***** Data for processing

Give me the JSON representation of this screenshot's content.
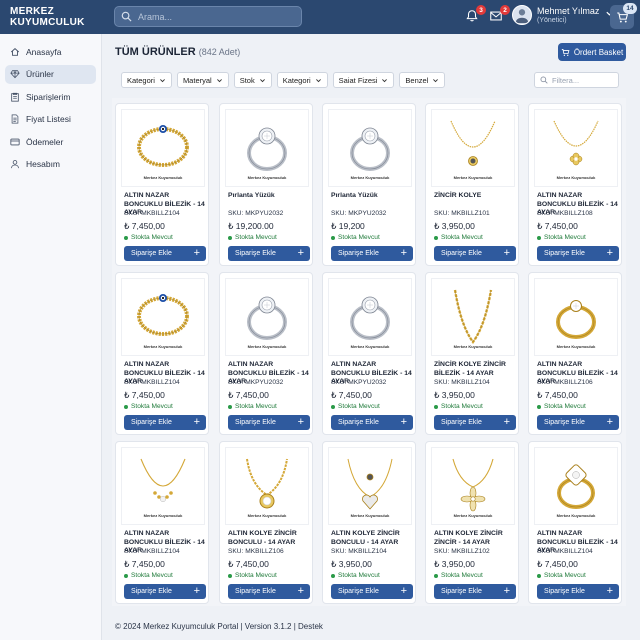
{
  "header": {
    "brand_line1": "MERKEZ",
    "brand_line2": "KUYUMCULUK",
    "search_placeholder": "Arama...",
    "notifications_count": "3",
    "messages_count": "2",
    "user_name": "Mehmet Yılmaz",
    "user_role": "(Yönetici)",
    "cart_count": "14"
  },
  "sidebar": {
    "items": [
      {
        "label": "Anasayfa",
        "icon": "home-icon"
      },
      {
        "label": "Ürünler",
        "icon": "diamond-icon",
        "active": true
      },
      {
        "label": "Siparişlerim",
        "icon": "clipboard-icon"
      },
      {
        "label": "Fiyat Listesi",
        "icon": "document-icon"
      },
      {
        "label": "Ödemeler",
        "icon": "credit-card-icon"
      },
      {
        "label": "Hesabım",
        "icon": "user-icon"
      }
    ]
  },
  "main": {
    "title": "TÜM ÜRÜNLER",
    "count": "(842 Adet)",
    "order_button": "Ördert Basket",
    "filters": [
      "Kategori",
      "Materyal",
      "Stok",
      "Kategori",
      "Saiat Fizesi",
      "Benzel"
    ],
    "filter_placeholder": "Filtera..."
  },
  "watermark": "Merkez Kuyumculuk",
  "products": [
    {
      "name": "ALTIN NAZAR BONCUKLU BİLEZİK - 14 AYAR",
      "sku": "SKU: MKBILLZ104",
      "price": "₺ 7,450,00",
      "stock": "Stokta Mevcut",
      "add": "Siparişe Ekle",
      "image": "gold-bracelet-evil-eye"
    },
    {
      "name": "Pırlanta Yüzük",
      "sku": "SKU: MKPYU2032",
      "price": "₺ 19,200.00",
      "stock": "Stokta Mevcut",
      "add": "Siparişe Ekle",
      "image": "diamond-ring"
    },
    {
      "name": "Pırlanta Yüzük",
      "sku": "SKU: MKPYU2032",
      "price": "₺ 19,200",
      "stock": "Stokta Mevcut",
      "add": "Siparişe Ekle",
      "image": "diamond-ring"
    },
    {
      "name": "ZİNCİR KOLYE",
      "sku": "SKU: MKBILLZ101",
      "price": "₺ 3,950,00",
      "stock": "Stokta Mevcut",
      "add": "Siparişe Ekle",
      "image": "gold-necklace-pendant"
    },
    {
      "name": "ALTIN NAZAR BONCUKLU BİLEZİK - 14 AYAR",
      "sku": "SKU: MKBILLZ108",
      "price": "₺ 7,450,00",
      "stock": "Stokta Mevcut",
      "add": "Siparişe Ekle",
      "image": "gold-necklace-clover"
    },
    {
      "name": "ALTIN NAZAR BONCUKLU BİLEZİK - 14 AYAR",
      "sku": "SKU: MKBILLZ104",
      "price": "₺ 7,450,00",
      "stock": "Stokta Mevcut",
      "add": "Siparişe Ekle",
      "image": "gold-bracelet-evil-eye"
    },
    {
      "name": "ALTIN NAZAR BONCUKLU BİLEZİK - 14 AYAR",
      "sku": "SKU: MKPYU2032",
      "price": "₺ 7,450,00",
      "stock": "Stokta Mevcut",
      "add": "Siparişe Ekle",
      "image": "diamond-ring"
    },
    {
      "name": "ALTIN NAZAR BONCUKLU BİLEZİK - 14 AYAR",
      "sku": "SKU: MKPYU2032",
      "price": "₺ 7,450,00",
      "stock": "Stokta Mevcut",
      "add": "Siparişe Ekle",
      "image": "diamond-ring"
    },
    {
      "name": "ZİNCİR KOLYE ZİNCİR BİLEZİK - 14 AYAR",
      "sku": "SKU: MKBILLZ104",
      "price": "₺ 3,950,00",
      "stock": "Stokta Mevcut",
      "add": "Siparişe Ekle",
      "image": "gold-chain"
    },
    {
      "name": "ALTIN NAZAR BONCUKLU BİLEZİK - 14 AYAR",
      "sku": "SKU: MKBILLZ106",
      "price": "₺ 7,450,00",
      "stock": "Stokta Mevcut",
      "add": "Siparişe Ekle",
      "image": "gold-ring-solitaire"
    },
    {
      "name": "ALTIN NAZAR BONCUKLU BİLEZİK - 14 AYAR",
      "sku": "SKU: MKBILLZ104",
      "price": "₺ 7,450,00",
      "stock": "Stokta Mevcut",
      "add": "Siparişe Ekle",
      "image": "gold-necklace-beads"
    },
    {
      "name": "ALTIN KOLYE ZİNCİR BONCULU - 14 AYAR",
      "sku": "SKU: MKBILLZ106",
      "price": "₺ 7,450,00",
      "stock": "Stokta Mevcut",
      "add": "Siparişe Ekle",
      "image": "gold-necklace-round"
    },
    {
      "name": "ALTIN KOLYE ZİNCİR BONCULU - 14 AYAR",
      "sku": "SKU: MKBILLZ104",
      "price": "₺ 3,950,00",
      "stock": "Stokta Mevcut",
      "add": "Siparişe Ekle",
      "image": "gold-necklace-heart"
    },
    {
      "name": "ALTIN KOLYE ZİNCİR ZİNCİR - 14 AYAR",
      "sku": "SKU: MKBILLZ102",
      "price": "₺ 3,950,00",
      "stock": "Stokta Mevcut",
      "add": "Siparişe Ekle",
      "image": "gold-necklace-flower"
    },
    {
      "name": "ALTIN NAZAR BONCUKLU BİLEZİK - 14 AYAR",
      "sku": "SKU: MKBILLZ104",
      "price": "₺ 7,450,00",
      "stock": "Stokta Mevcut",
      "add": "Siparişe Ekle",
      "image": "gold-ring-halo"
    }
  ],
  "footer": "© 2024 Merkez Kuyumculuk Portal | Version 3.1.2 | Destek"
}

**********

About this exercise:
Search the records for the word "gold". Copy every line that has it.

Response to the exercise:
      "image": "gold-bracelet-evil-eye"
      "image": "gold-necklace-pendant"
      "image": "gold-necklace-clover"
      "image": "gold-bracelet-evil-eye"
      "image": "gold-chain"
      "image": "gold-ring-solitaire"
      "image": "gold-necklace-beads"
      "image": "gold-necklace-round"
      "image": "gold-necklace-heart"
      "image": "gold-necklace-flower"
      "image": "gold-ring-halo"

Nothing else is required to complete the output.